- The problem -
Copy each line from the records below in which the word "selected" is found.

[Opening Supplied data section]

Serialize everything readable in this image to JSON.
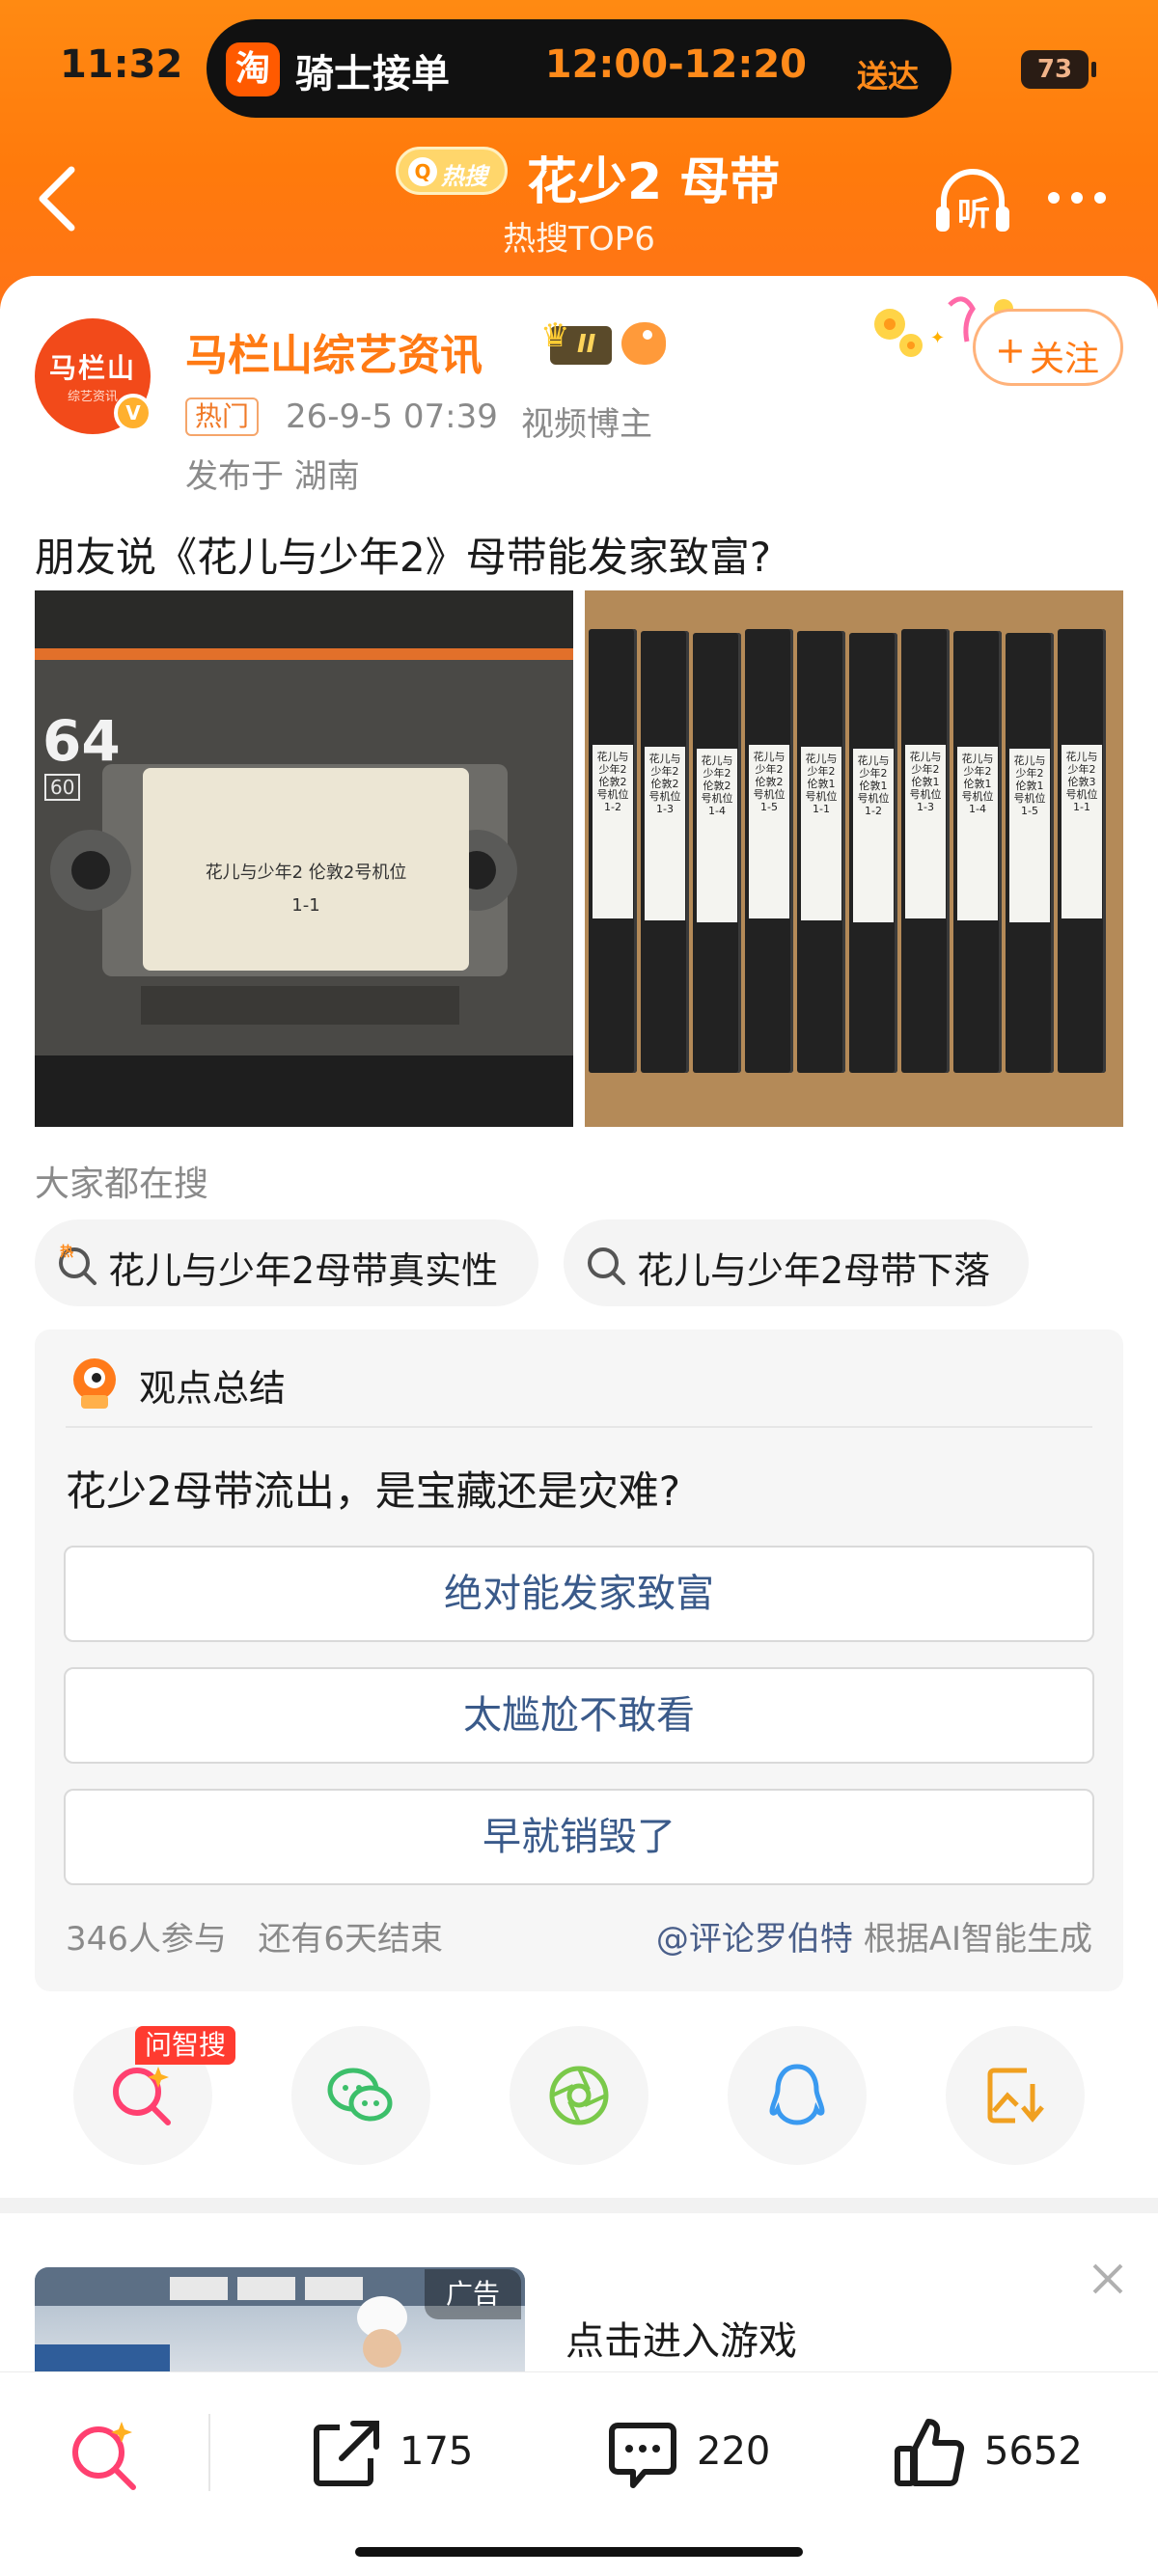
{
  "status_bar": {
    "time": "11:32",
    "island_app_icon": "淘",
    "island_title": "骑士接单",
    "island_time": "12:00-12:20",
    "island_suffix": "送达",
    "battery": "73"
  },
  "nav": {
    "hot_badge": "热搜",
    "title": "花少2 母带",
    "subtitle": "热搜TOP6",
    "listen_label": "听"
  },
  "post": {
    "author": "马栏山综艺资讯",
    "avatar_text": "马栏山",
    "avatar_subtext": "综艺资讯",
    "verify_mark": "V",
    "level": "II",
    "follow_label": "关注",
    "hot_tag": "热门",
    "time": "26-9-5 07:39",
    "role": "视频博主",
    "location": "发布于 湖南",
    "text": "朋友说《花儿与少年2》母带能发家致富?"
  },
  "images": {
    "left_tape": {
      "brand_mark": "64",
      "brand_sub": "60",
      "label_line1": "花儿与少年2  伦敦2号机位",
      "label_line2": "1-1"
    },
    "right_tapes": [
      {
        "text": "花儿与少年2 伦敦2号机位 1-2"
      },
      {
        "text": "花儿与少年2 伦敦2号机位 1-3"
      },
      {
        "text": "花儿与少年2 伦敦2号机位 1-4"
      },
      {
        "text": "花儿与少年2 伦敦2号机位 1-5"
      },
      {
        "text": "花儿与少年2 伦敦1号机位 1-1"
      },
      {
        "text": "花儿与少年2 伦敦1号机位 1-2"
      },
      {
        "text": "花儿与少年2 伦敦1号机位 1-3"
      },
      {
        "text": "花儿与少年2 伦敦1号机位 1-4"
      },
      {
        "text": "花儿与少年2 伦敦1号机位 1-5"
      },
      {
        "text": "花儿与少年2 伦敦3号机位 1-1"
      }
    ]
  },
  "search": {
    "heading": "大家都在搜",
    "chips": [
      "花儿与少年2母带真实性",
      "花儿与少年2母带下落"
    ]
  },
  "opinion": {
    "title": "观点总结",
    "question": "花少2母带流出，是宝藏还是灾难?",
    "options": [
      "绝对能发家致富",
      "太尴尬不敢看",
      "早就销毁了"
    ],
    "participants": "346人参与",
    "remaining": "还有6天结束",
    "credit_at": "@评论罗伯特",
    "credit_rest": " 根据AI智能生成"
  },
  "share": {
    "ask_badge": "问智搜",
    "buttons": [
      "ai-search-icon",
      "wechat-icon",
      "moments-icon",
      "qq-icon",
      "save-image-icon"
    ]
  },
  "ad": {
    "tag": "广告",
    "title": "点击进入游戏"
  },
  "toolbar": {
    "repost_count": "175",
    "comment_count": "220",
    "like_count": "5652"
  },
  "colors": {
    "header_orange": "#ff7a0c",
    "accent_orange": "#ff7a14",
    "link_blue": "#3a5a8a"
  }
}
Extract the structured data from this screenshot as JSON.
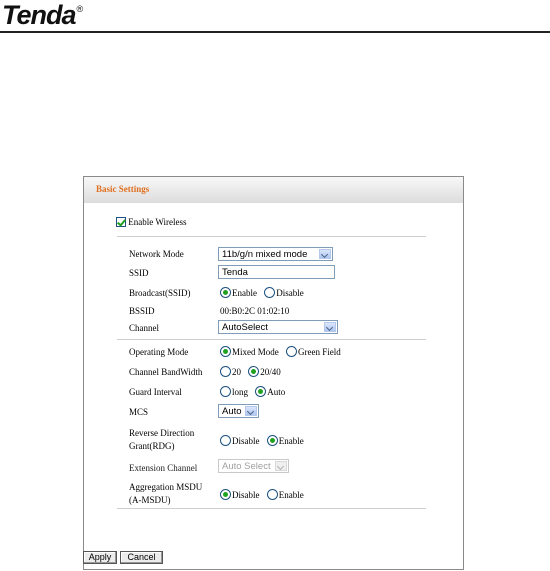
{
  "header": {
    "brand": "Tenda",
    "reg": "®"
  },
  "panel": {
    "title": "Basic Settings",
    "enable_wireless": {
      "label": "Enable Wireless",
      "checked": true
    },
    "network_mode": {
      "label": "Network Mode",
      "value": "11b/g/n mixed mode"
    },
    "ssid": {
      "label": "SSID",
      "value": "Tenda"
    },
    "broadcast": {
      "label": "Broadcast(SSID)",
      "opt1": "Enable",
      "opt2": "Disable",
      "selected": "Enable"
    },
    "bssid": {
      "label": "BSSID",
      "value": "00:B0:2C 01:02:10"
    },
    "channel": {
      "label": "Channel",
      "value": "AutoSelect"
    },
    "operating_mode": {
      "label": "Operating Mode",
      "opt1": "Mixed Mode",
      "opt2": "Green Field",
      "selected": "Mixed Mode"
    },
    "bandwidth": {
      "label": "Channel BandWidth",
      "opt1": "20",
      "opt2": "20/40",
      "selected": "20/40"
    },
    "guard_interval": {
      "label": "Guard Interval",
      "opt1": "long",
      "opt2": "Auto",
      "selected": "Auto"
    },
    "mcs": {
      "label": "MCS",
      "value": "Auto"
    },
    "rdg": {
      "label_line1": "Reverse Direction",
      "label_line2": "Grant(RDG)",
      "opt1": "Disable",
      "opt2": "Enable",
      "selected": "Enable"
    },
    "extension_channel": {
      "label": "Extension Channel",
      "value": "Auto Select"
    },
    "amsdu": {
      "label_line1": "Aggregation MSDU",
      "label_line2": "(A-MSDU)",
      "opt1": "Disable",
      "opt2": "Enable",
      "selected": "Disable"
    }
  },
  "buttons": {
    "apply": "Apply",
    "cancel": "Cancel"
  },
  "colors": {
    "title": "#e07020",
    "radio_dot": "#21a121",
    "border": "#8a8a8a"
  }
}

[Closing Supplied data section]

- Answer box -
      "selected": "Enable"
      "selected": "Mixed Mode"
      "selected": "20/40"
      "selected": "Auto"
      "selected": "Enable"
      "selected": "Disable"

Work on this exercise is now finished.